“The mystery witness is Mr. Reza Zarrab”

Reza Zarrab, an Iranian-Turkish gold trader who was charged with evading U.S. sanctions against Iran with the help of Turkish officials, has pleaded guilty and will cooperate as a witness for the U.S. government against a Turkish state-bank official, court documents show.

An attorney for former Halkbank official Mehmet Hakan Atilla submitted a motion before Tuesday’s hearing to adjourn the trial, saying that the government had produced thousands of new documents about a key witness, Reza Zarrab, right before the trial.

U.S. District Judge Richard Berman denied the request, saying it was Atilla who had demanded a quick trial because he was incarcerated and adding that information about the sanctions regime against Iran – including the U.S. Congress testimony of a Treasury Undersecretary [David Cohen], who will be a witness at the trial – was public information.

Judge Berman also noted:

The government should also make clear that the mystery witness is Mr. Reza Zarrab. (This is something that experienced counsel knew and should have known for several months.) ... The government should now make its case, so the public will know what it is all about.

The New York Times tweeted the news about Zarrab’s plea deal in Turkish:

“Reza Zarrab pleaded guilty and will testify against Hakan Atilla.”

Zarrab’s guilty plea was signed on Oct. 26, 2017 in a closed court session.

Reza Zarrab pleaded guilty to seven charges in total, six of which concerned the Iran sanction-busting scheme, bank fraud and money laundering, while the final one referred to his attempt to bribe a prison guard, Law360 reporter Peter Brush wrote.

The prosecutor’s opening statement was about the role Zarrab played in Iran’s “economic jihad” by converting oil into gold and then to U.S. dollars, and how Atilla provided the methods for the scheme.

They “covered up their lies with millions of dollars of bribes to the highest-level officials of the Turkish government,” Assistant U.S. Attorney David William Denton Jr. was quoted by Bloomberg as telling the jurors.

U.S. prosecutors also plan to call on a Turkish police officer who was involved in the 2013 Turkish investigation which had been suppressed after implicating four then-ministers.

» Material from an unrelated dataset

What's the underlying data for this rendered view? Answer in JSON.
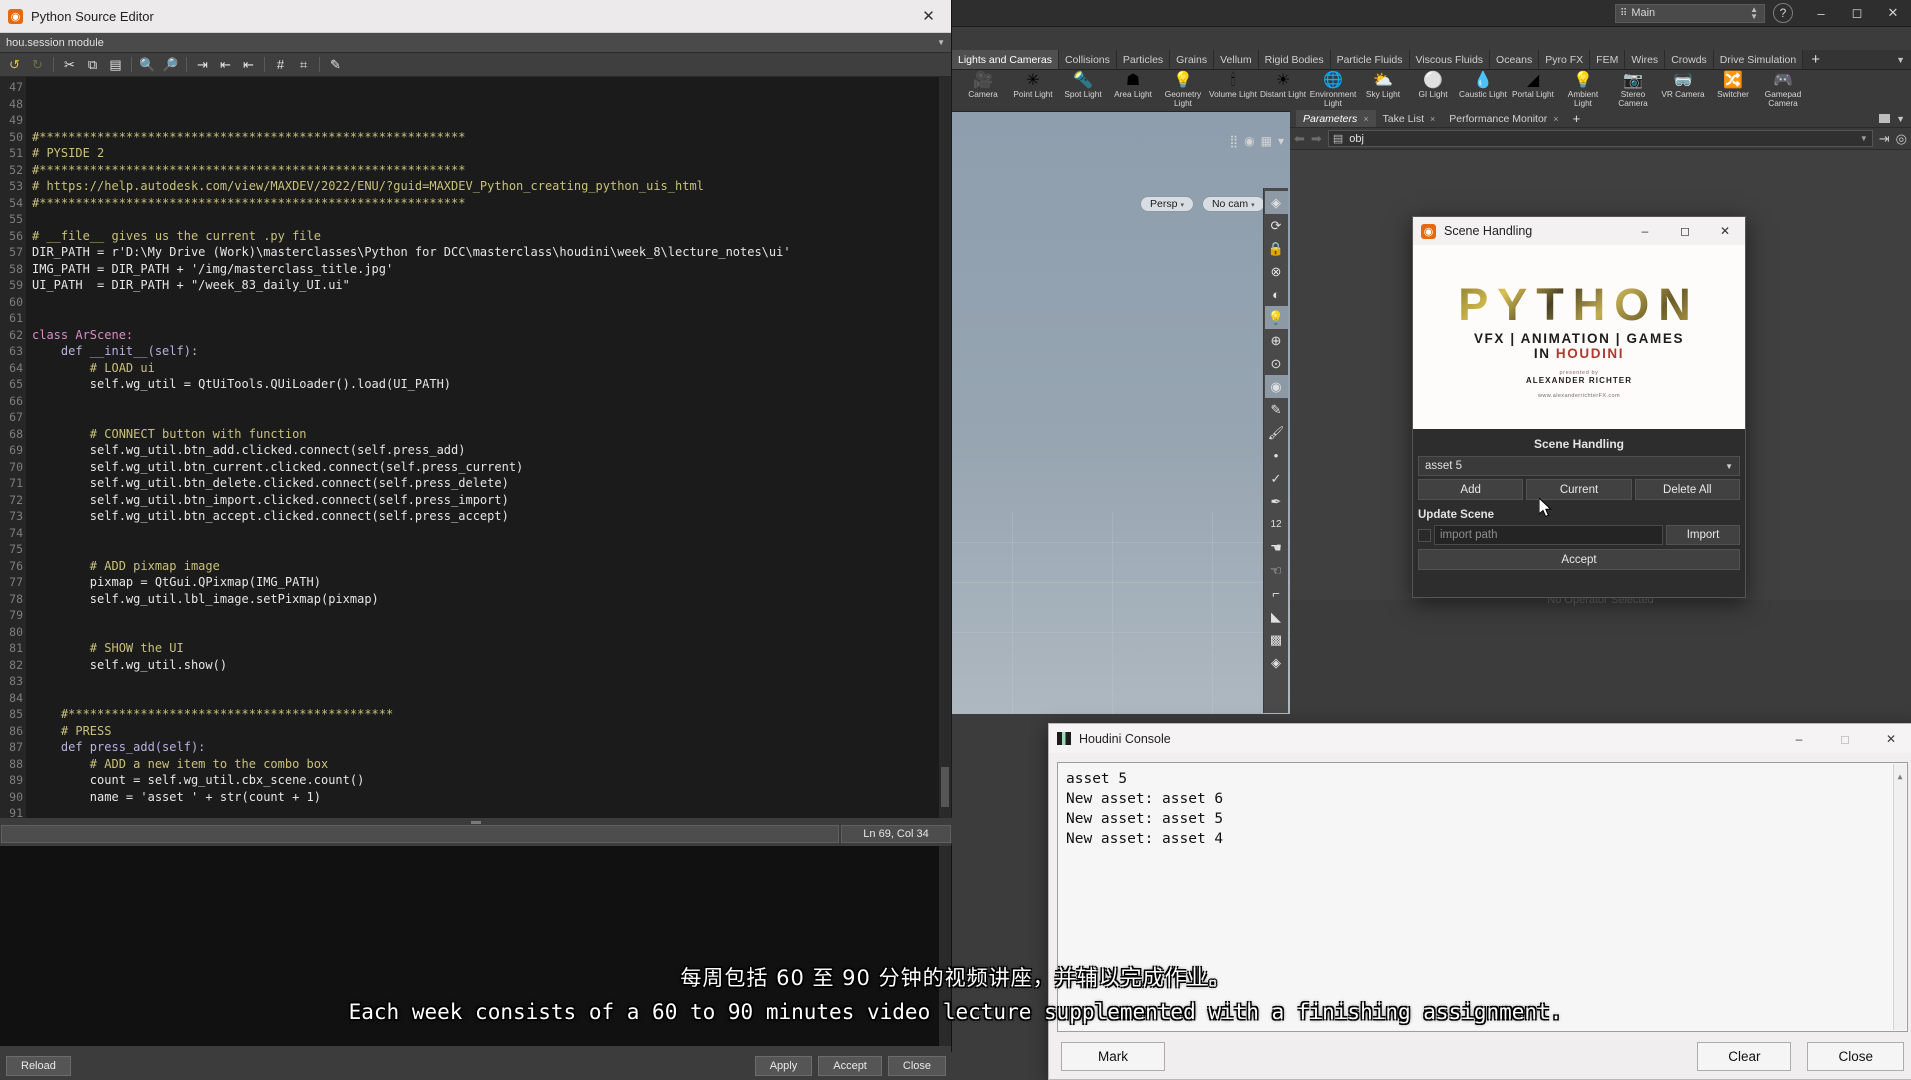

Zarrab is expected to talk about the 2013 wiretaps where he allegedly admitted Turkish President Recep Tayyip Erdoğan’s knowledge of the scheme, Wall Street Journal reporter Nicole Hong said.

Former Halkbank official Atilla’s attorney, Victor Rocco, build his defence around the peripheral role of his client, whom he described as “a dedicated hard-working civil servant caught in an international storm.”

Besides Zarrab, Rocco accused former Turkish Economy Minister Zafer Çağlayan and called former Halkbank CEO Süleyman Aslan “Zarrab’s true partner in crime”, Brush reported.

Rocco also noted that former mayor of New York City, Rudy Giuliani, had tried to bargain with U.S. President Donald Trump on behalf of Erdoğan to get Zarrab out of jail. Giuliani and another Trump ally, Michael Mukasey, a former U.S. attorney general, went to Turkey and met Erdoğan, Reuters had reported.

Special counsel Robert Mueller is also investigating whether Erdoğan allegedly offered Trump’s former national security adviser, Michael Flynn, $15 million for the charges be dropped against Zarrab and for Fethullah Gülen, a U.S.-based Islamic preacher that Turkish government blames for the failed July 2016 coup, be extradited, NBC reported.

Zarrab's plea also appears to confirm that Turkey, as a NATO ally, worked intentionally to undercut sanctions on Iran and helped Iran's nuclear program. Allegedly, billions of dollars went into the pockets of the Iranian regime, and in turn, the Iran Revolutionary Guards likely used that money to support organisations like Hizballah and the Assad regime in the region. All the while, Erdoğan was supporting anti-Assad fighters and jihadists. At a time when Turkey's NATO ties are facing intense scrutiny, Zarrab's plea deal to confirm the Erdoğan government's role will inject more tension into Ankara's already strained ties with the West. 

(Court ruling shared by Adam Klasfeld, Courthouse News.)